The Alien movies directed by Ridley Scott are some of the most revered science fiction horror movies of all time and their fanbase is pretty rabid about their love for the series. The property also seems like it would be perfect for the realm of gaming. As for that, there have been a number of games based off the Alien franchise and some have been good, some have been bad, but none of these were as anticipated as Aliens: Colonial Marines. Six years in the making, Gearbox developed, and a story that is actually canon in the movies, there was no reason for a fan not to be hyped for this release. The pre-release demos only served to hype fans up more with how impressive the game in progress was looking. It looked like something that was worthy of the Aliens name. Finally it was released and the response? Well, for this player, the end product amazed me. It amazed me at how bad something that looked so good could go so horribly, horribly wrong.

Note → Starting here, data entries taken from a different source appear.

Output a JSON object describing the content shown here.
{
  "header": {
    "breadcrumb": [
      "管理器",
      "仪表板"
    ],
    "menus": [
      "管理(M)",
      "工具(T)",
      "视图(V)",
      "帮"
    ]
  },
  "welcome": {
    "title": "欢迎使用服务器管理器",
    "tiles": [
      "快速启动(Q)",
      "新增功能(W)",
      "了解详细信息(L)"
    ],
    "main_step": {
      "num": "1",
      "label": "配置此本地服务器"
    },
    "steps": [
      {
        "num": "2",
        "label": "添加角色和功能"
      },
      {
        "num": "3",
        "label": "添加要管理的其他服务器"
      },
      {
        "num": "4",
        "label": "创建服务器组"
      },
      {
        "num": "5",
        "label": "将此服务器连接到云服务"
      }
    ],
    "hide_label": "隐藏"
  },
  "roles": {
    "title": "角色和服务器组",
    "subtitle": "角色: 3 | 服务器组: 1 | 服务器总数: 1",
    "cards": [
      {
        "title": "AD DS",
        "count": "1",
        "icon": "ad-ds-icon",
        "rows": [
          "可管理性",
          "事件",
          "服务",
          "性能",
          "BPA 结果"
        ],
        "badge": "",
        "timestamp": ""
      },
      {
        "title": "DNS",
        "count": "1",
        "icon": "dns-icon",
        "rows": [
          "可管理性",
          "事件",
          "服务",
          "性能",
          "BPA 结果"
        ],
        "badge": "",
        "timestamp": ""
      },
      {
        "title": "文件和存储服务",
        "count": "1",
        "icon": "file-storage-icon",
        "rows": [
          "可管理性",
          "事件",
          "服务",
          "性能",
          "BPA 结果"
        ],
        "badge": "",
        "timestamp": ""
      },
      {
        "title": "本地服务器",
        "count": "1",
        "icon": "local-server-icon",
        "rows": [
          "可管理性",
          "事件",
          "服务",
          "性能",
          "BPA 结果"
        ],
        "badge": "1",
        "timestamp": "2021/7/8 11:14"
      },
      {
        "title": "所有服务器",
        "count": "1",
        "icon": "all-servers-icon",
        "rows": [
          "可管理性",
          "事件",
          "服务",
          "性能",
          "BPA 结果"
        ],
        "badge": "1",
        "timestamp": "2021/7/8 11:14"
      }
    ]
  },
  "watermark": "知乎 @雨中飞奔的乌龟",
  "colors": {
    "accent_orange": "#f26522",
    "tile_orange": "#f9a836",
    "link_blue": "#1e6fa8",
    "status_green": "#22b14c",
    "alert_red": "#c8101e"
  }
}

The mechanics of Aliens: Colonial Marines are very easy to describe. If you have ever played a Call of Duty game before you will have a pretty solid handle on the controls. The only real difference is the removal of the alternative grenade button for a motion tracker, a motion tracker that does not work at all. Unless the enemy is visible (practically in front or above/ below you) they will generally not show up at all on the device. You gain experience from killing enemies and you are granted weapons at different intervals for reaching a particular level. You are also capable of modifying your weapons. Why anyone would want a red dot sight, a silencer, and a black/ red paint scheme on a Pulse Rifle is beyond me, but the option is there.
The story is… well, supposedly it’s there and supposedly canon. Taking place after the third Alien movie you play as Corporal Chris Winters. You and other members of your crew, let us just call them meat shields, respond to the distress signal that was put out by the USS Sephora that is in orbit around the planet LV-426 at the end of Alien 3. Wait… no, that’s not right. The planet Sephora was orbiting was Fiorina 161 at the end of Alien 3. Now you see what the player is in for; the story is a mess, it feels extremely disjointed, and is out right confusing because some of the lore is completely wrong. The in game call backs to the events in the other movies (including Prometheus) are okay, such as Hick’s shotgun and some of the anesthetics of the environments but that does not make up for the story feeling as if it was inconsequential to the game. As for the tone, mood, and sense of horror that the movie provide; it is completely lost on this game. It is as if the game developers said “Suspense? What's that? Does it mean more aliens?! HERE HAVE MORE ALIENS! While you're at it, have some WY mercs as well. DAKKA DAKKA DAKKA DAKKA!!!!" The voice acting, at times, feels forced but overall is okay.
The graphics are, much like the rest of this game, disappointing. The engine feels as if it was made a generation ago and in comparison to the “Vertical Slice” demo that people were given in the past, it is a complete and total lie. The textures show up blocky and low res, the movements are jagged and jerky, and the environment has bad pop-in problems along with some flicking image issues. Not to mention that the Xenomorphs are ugly and not in the horrifying sense but in the way of “What is this giant block of polygons crawling toward me doing?” The designs of the environments stick very close to the Alien anesthetic and bring a nice flare to the otherwise unimpressive settings.
The gameplay of A:CM is meh at best and downright painful at its worst. Sensitivity problems abound with the aiming and movement speed of the characters and the hitboxes are some of the worst I have ever encountered in a modern generation shooter. There were times that I was about forty paces away from an explosive and I still managed to get hit by it or five to ten paces from a Xeno’s acid blood and my armor level dropped like a rock. Consistently plagued with problems through the span of the campaign, the weapons felt as if they had no weight, A.I. is blissfully inept and will often get in your way and block progress by blocking doors or somehow getting themselves killed. Special mention goes to the lasersight on the Pulse Rifle as it the laser is off to the left but the reticle magically centers itself. The multiplayer is probably one of the better parts of the game as it is better to share misery with friends. The competitive has the same problems with gunplay as the main story but nothing matches how bad co-op managed to be. When you start up multiplayer you would think that you and your friends would take the place of the partner characters that are already present in the story. Nope, throw that out the window because you are playing as extra characters that are there in addition to the partners that are already present. This cluster grouping is very troublesome and there are times when the A.I manages to make things even worse.
The fans deserved better than this. Alien is a revered franchise and was a landmark for the sci-fi horror genre. Gearbox released this in a state that disservices both the fans and their own company’s reputation for putting out solid games. This game is broken, not in the sense that it is unplayable (though close) but in the way of not being sutable for even the most hardcore Alien fan. The shout out and references are nothing but a far cry to the other series of games that actually did the license justice: The PC Aliens vs Predator games. One of the most memorable moments of this game is extremely inspired by a sequence in Aliens vs Predator 2. Gearbox had the opportunity to do great things here and the original demo that they showed at multiple events built faith that they were on the right track but the end product is pathetic, shallow, and one of the worst cash-ins of a license franchise in recent memory.